Dataset rows describing interfaces
------------

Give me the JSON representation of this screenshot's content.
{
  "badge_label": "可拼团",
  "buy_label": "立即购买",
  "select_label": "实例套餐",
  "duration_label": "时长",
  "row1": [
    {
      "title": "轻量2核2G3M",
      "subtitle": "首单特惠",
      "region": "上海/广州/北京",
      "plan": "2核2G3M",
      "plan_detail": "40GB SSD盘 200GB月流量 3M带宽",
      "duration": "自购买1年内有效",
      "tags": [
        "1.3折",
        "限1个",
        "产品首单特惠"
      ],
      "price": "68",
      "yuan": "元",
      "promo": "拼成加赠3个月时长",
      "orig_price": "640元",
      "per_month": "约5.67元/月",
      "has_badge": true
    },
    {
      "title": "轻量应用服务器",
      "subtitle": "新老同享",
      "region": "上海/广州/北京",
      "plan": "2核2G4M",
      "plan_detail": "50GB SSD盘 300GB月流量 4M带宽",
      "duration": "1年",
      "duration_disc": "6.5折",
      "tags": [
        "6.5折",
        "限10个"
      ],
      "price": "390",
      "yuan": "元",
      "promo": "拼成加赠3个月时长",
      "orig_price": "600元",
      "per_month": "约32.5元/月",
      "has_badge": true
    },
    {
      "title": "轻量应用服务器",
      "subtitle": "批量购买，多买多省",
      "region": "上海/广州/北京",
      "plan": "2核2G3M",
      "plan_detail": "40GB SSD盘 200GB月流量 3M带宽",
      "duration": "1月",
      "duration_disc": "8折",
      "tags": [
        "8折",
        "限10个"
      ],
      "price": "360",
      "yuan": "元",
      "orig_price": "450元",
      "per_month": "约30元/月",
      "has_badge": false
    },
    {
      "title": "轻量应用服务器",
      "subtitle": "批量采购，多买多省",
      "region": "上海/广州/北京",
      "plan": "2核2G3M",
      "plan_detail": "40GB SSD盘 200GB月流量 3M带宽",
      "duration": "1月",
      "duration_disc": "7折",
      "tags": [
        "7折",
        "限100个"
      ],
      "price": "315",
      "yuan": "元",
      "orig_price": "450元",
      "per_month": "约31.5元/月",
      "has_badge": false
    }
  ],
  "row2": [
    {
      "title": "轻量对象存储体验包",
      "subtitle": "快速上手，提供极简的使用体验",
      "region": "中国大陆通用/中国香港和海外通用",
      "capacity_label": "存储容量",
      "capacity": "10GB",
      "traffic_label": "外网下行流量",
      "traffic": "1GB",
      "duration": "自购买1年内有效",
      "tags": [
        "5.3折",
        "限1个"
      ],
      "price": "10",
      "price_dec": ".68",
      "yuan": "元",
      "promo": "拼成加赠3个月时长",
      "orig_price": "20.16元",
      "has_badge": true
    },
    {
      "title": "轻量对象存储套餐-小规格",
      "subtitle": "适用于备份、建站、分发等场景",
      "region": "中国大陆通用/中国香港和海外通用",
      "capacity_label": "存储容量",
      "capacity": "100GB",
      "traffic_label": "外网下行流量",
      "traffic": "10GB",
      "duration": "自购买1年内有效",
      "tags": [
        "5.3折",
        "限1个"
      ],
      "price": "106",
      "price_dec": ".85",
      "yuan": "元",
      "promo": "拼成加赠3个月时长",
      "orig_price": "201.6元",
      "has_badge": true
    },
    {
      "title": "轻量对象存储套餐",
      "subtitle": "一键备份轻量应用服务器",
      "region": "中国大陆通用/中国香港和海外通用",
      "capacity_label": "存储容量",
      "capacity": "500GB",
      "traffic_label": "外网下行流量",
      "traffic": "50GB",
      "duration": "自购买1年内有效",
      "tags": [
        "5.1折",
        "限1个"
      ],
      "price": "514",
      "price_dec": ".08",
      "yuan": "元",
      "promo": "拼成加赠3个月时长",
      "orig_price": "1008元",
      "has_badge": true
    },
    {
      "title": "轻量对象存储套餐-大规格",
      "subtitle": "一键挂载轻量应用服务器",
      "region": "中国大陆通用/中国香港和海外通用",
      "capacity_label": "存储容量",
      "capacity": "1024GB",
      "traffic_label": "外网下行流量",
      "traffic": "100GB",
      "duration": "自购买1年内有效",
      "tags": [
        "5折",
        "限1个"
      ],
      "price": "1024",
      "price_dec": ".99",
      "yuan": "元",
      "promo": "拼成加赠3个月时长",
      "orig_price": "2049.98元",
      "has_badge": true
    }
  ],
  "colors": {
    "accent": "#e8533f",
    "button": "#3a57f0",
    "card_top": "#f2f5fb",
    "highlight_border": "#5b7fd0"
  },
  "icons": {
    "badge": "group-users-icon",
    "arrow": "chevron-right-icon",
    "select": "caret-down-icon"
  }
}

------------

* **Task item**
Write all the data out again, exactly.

* **Completed task**
Give me the JSON representation of this screenshot's content.
{
  "badge_label": "可拼团",
  "buy_label": "立即购买",
  "select_label": "实例套餐",
  "duration_label": "时长",
  "row1": [
    {
      "title": "轻量2核2G3M",
      "subtitle": "首单特惠",
      "region": "上海/广州/北京",
      "plan": "2核2G3M",
      "plan_detail": "40GB SSD盘 200GB月流量 3M带宽",
      "duration": "自购买1年内有效",
      "tags": [
        "1.3折",
        "限1个",
        "产品首单特惠"
      ],
      "price": "68",
      "yuan": "元",
      "promo": "拼成加赠3个月时长",
      "orig_price": "640元",
      "per_month": "约5.67元/月",
      "has_badge": true
    },
    {
      "title": "轻量应用服务器",
      "subtitle": "新老同享",
      "region": "上海/广州/北京",
      "plan": "2核2G4M",
      "plan_detail": "50GB SSD盘 300GB月流量 4M带宽",
      "duration": "1年",
      "duration_disc": "6.5折",
      "tags": [
        "6.5折",
        "限10个"
      ],
      "price": "390",
      "yuan": "元",
      "promo": "拼成加赠3个月时长",
      "orig_price": "600元",
      "per_month": "约32.5元/月",
      "has_badge": true
    },
    {
      "title": "轻量应用服务器",
      "subtitle": "批量购买，多买多省",
      "region": "上海/广州/北京",
      "plan": "2核2G3M",
      "plan_detail": "40GB SSD盘 200GB月流量 3M带宽",
      "duration": "1月",
      "duration_disc": "8折",
      "tags": [
        "8折",
        "限10个"
      ],
      "price": "360",
      "yuan": "元",
      "orig_price": "450元",
      "per_month": "约30元/月",
      "has_badge": false
    },
    {
      "title": "轻量应用服务器",
      "subtitle": "批量采购，多买多省",
      "region": "上海/广州/北京",
      "plan": "2核2G3M",
      "plan_detail": "40GB SSD盘 200GB月流量 3M带宽",
      "duration": "1月",
      "duration_disc": "7折",
      "tags": [
        "7折",
        "限100个"
      ],
      "price": "315",
      "yuan": "元",
      "orig_price": "450元",
      "per_month": "约31.5元/月",
      "has_badge": false
    }
  ],
  "row2": [
    {
      "title": "轻量对象存储体验包",
      "subtitle": "快速上手，提供极简的使用体验",
      "region": "中国大陆通用/中国香港和海外通用",
      "capacity_label": "存储容量",
      "capacity": "10GB",
      "traffic_label": "外网下行流量",
      "traffic": "1GB",
      "duration": "自购买1年内有效",
      "tags": [
        "5.3折",
        "限1个"
      ],
      "price": "10",
      "price_dec": ".68",
      "yuan": "元",
      "promo": "拼成加赠3个月时长",
      "orig_price": "20.16元",
      "has_badge": true
    },
    {
      "title": "轻量对象存储套餐-小规格",
      "subtitle": "适用于备份、建站、分发等场景",
      "region": "中国大陆通用/中国香港和海外通用",
      "capacity_label": "存储容量",
      "capacity": "100GB",
      "traffic_label": "外网下行流量",
      "traffic": "10GB",
      "duration": "自购买1年内有效",
      "tags": [
        "5.3折",
        "限1个"
      ],
      "price": "106",
      "price_dec": ".85",
      "yuan": "元",
      "promo": "拼成加赠3个月时长",
      "orig_price": "201.6元",
      "has_badge": true
    },
    {
      "title": "轻量对象存储套餐",
      "subtitle": "一键备份轻量应用服务器",
      "region": "中国大陆通用/中国香港和海外通用",
      "capacity_label": "存储容量",
      "capacity": "500GB",
      "traffic_label": "外网下行流量",
      "traffic": "50GB",
      "duration": "自购买1年内有效",
      "tags": [
        "5.1折",
        "限1个"
      ],
      "price": "514",
      "price_dec": ".08",
      "yuan": "元",
      "promo": "拼成加赠3个月时长",
      "orig_price": "1008元",
      "has_badge": true
    },
    {
      "title": "轻量对象存储套餐-大规格",
      "subtitle": "一键挂载轻量应用服务器",
      "region": "中国大陆通用/中国香港和海外通用",
      "capacity_label": "存储容量",
      "capacity": "1024GB",
      "traffic_label": "外网下行流量",
      "traffic": "100GB",
      "duration": "自购买1年内有效",
      "tags": [
        "5折",
        "限1个"
      ],
      "price": "1024",
      "price_dec": ".99",
      "yuan": "元",
      "promo": "拼成加赠3个月时长",
      "orig_price": "2049.98元",
      "has_badge": true
    }
  ],
  "colors": {
    "accent": "#e8533f",
    "button": "#3a57f0",
    "card_top": "#f2f5fb",
    "highlight_border": "#5b7fd0"
  },
  "icons": {
    "badge": "group-users-icon",
    "arrow": "chevron-right-icon",
    "select": "caret-down-icon"
  }
}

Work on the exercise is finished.